● Work task: Where the string "title" occurs in a line of the data below, that line should be copied.

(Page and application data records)
=-=-=-=-=

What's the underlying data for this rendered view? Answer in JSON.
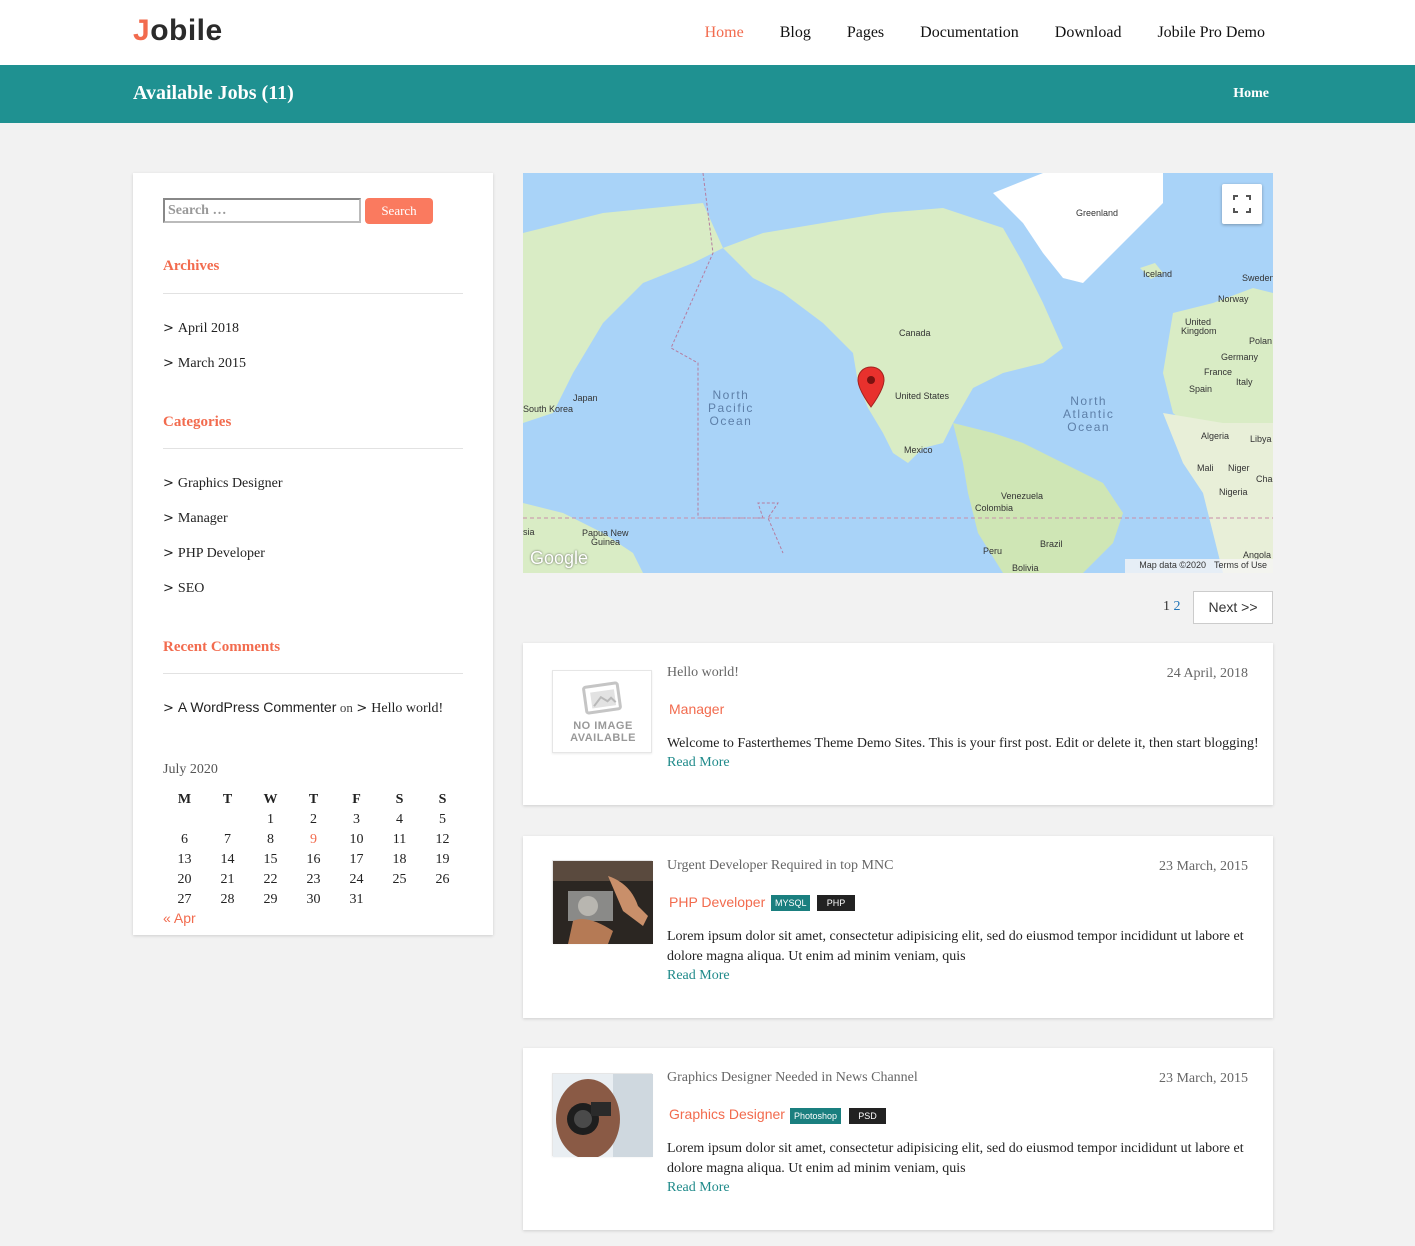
{
  "site": {
    "logo_first": "J",
    "logo_rest": "obile"
  },
  "nav": {
    "items": [
      "Home",
      "Blog",
      "Pages",
      "Documentation",
      "Download",
      "Jobile Pro Demo"
    ]
  },
  "banner": {
    "title": "Available Jobs (11)",
    "breadcrumb": "Home"
  },
  "sidebar": {
    "search": {
      "placeholder": "Search …",
      "button": "Search"
    },
    "archives": {
      "title": "Archives",
      "items": [
        "April 2018",
        "March 2015"
      ]
    },
    "categories": {
      "title": "Categories",
      "items": [
        "Graphics Designer",
        "Manager",
        "PHP Developer",
        "SEO"
      ]
    },
    "recent_comments": {
      "title": "Recent Comments",
      "author": "A WordPress Commenter",
      "on": "on",
      "post": "Hello world!"
    },
    "calendar": {
      "caption": "July 2020",
      "days": [
        "M",
        "T",
        "W",
        "T",
        "F",
        "S",
        "S"
      ],
      "weeks": [
        [
          "",
          "",
          "1",
          "2",
          "3",
          "4",
          "5"
        ],
        [
          "6",
          "7",
          "8",
          "9",
          "10",
          "11",
          "12"
        ],
        [
          "13",
          "14",
          "15",
          "16",
          "17",
          "18",
          "19"
        ],
        [
          "20",
          "21",
          "22",
          "23",
          "24",
          "25",
          "26"
        ],
        [
          "27",
          "28",
          "29",
          "30",
          "31",
          "",
          ""
        ]
      ],
      "today": "9",
      "prev": "« Apr"
    }
  },
  "map": {
    "labels": {
      "greenland": "Greenland",
      "iceland": "Iceland",
      "sweden": "Sweden",
      "norway": "Norway",
      "uk1": "United",
      "uk2": "Kingdom",
      "poland": "Polan",
      "germany": "Germany",
      "france": "France",
      "spain": "Spain",
      "italy": "Italy",
      "algeria": "Algeria",
      "libya": "Libya",
      "mali": "Mali",
      "niger": "Niger",
      "chad": "Chac",
      "nigeria": "Nigeria",
      "angola": "Angola",
      "canada": "Canada",
      "us": "United States",
      "mexico": "Mexico",
      "venezuela": "Venezuela",
      "colombia": "Colombia",
      "peru": "Peru",
      "brazil": "Brazil",
      "bolivia": "Bolivia",
      "japan": "Japan",
      "skorea": "South Korea",
      "png1": "Papua New",
      "png2": "Guinea",
      "asia": "sia"
    },
    "north_pacific": [
      "North",
      "Pacific",
      "Ocean"
    ],
    "north_atlantic": [
      "North",
      "Atlantic",
      "Ocean"
    ],
    "google": "Google",
    "attribution": "Map data ©2020",
    "terms": "Terms of Use"
  },
  "pagination": {
    "page1": "1",
    "page2": "2",
    "next": "Next >>"
  },
  "jobs": [
    {
      "title": "Hello world!",
      "date": "24 April, 2018",
      "category": "Manager",
      "tags": [],
      "excerpt": "Welcome to Fasterthemes Theme Demo Sites. This is your first post. Edit or delete it, then start blogging!",
      "more": "Read More",
      "thumb_text": [
        "NO IMAGE",
        "AVAILABLE"
      ]
    },
    {
      "title": "Urgent Developer Required in top MNC",
      "date": "23 March, 2015",
      "category": "PHP Developer",
      "tags": [
        "MYSQL",
        "PHP"
      ],
      "excerpt": "Lorem ipsum dolor sit amet, consectetur adipisicing elit, sed do eiusmod tempor incididunt ut labore et dolore magna aliqua. Ut enim ad minim veniam, quis",
      "more": "Read More"
    },
    {
      "title": "Graphics Designer Needed in News Channel",
      "date": "23 March, 2015",
      "category": "Graphics Designer",
      "tags": [
        "Photoshop",
        "PSD"
      ],
      "excerpt": "Lorem ipsum dolor sit amet, consectetur adipisicing elit, sed do eiusmod tempor incididunt ut labore et dolore magna aliqua. Ut enim ad minim veniam, quis",
      "more": "Read More"
    }
  ]
}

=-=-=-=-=

● Response to this exercise:
    "title": "Available Jobs (11)",
      "title": "Archives",
      "title": "Categories",
      "title": "Recent Comments",
      "title": "Hello world!",
      "title": "Urgent Developer Required in top MNC",
      "title": "Graphics Designer Needed in News Channel",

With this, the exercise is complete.